**WHAT YOU WILL DO:**
Whenever a line below includes the string "sopa", show it.

════

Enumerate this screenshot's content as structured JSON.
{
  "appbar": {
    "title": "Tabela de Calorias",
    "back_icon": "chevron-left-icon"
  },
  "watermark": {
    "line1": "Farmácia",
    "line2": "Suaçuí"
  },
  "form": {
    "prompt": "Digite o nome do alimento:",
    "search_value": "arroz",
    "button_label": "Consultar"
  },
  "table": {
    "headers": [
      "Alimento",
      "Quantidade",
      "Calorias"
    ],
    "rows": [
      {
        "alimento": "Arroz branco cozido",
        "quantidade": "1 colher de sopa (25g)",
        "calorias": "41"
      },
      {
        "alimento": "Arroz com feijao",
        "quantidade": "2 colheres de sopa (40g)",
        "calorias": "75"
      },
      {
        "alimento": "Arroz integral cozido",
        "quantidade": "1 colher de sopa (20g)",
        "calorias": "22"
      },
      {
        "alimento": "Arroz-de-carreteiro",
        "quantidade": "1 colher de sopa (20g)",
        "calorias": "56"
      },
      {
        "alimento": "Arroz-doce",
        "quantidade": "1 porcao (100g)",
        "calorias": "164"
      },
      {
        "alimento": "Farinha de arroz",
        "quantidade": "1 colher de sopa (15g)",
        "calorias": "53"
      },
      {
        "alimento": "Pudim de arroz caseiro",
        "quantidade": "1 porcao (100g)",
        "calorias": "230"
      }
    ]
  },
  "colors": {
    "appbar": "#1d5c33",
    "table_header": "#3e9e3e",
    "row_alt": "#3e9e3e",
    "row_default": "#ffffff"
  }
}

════

**ANSWER:**
        "quantidade": "1 colher de sopa (25g)",
        "quantidade": "2 colheres de sopa (40g)",
        "quantidade": "1 colher de sopa (20g)",
        "quantidade": "1 colher de sopa (20g)",
        "quantidade": "1 colher de sopa (15g)",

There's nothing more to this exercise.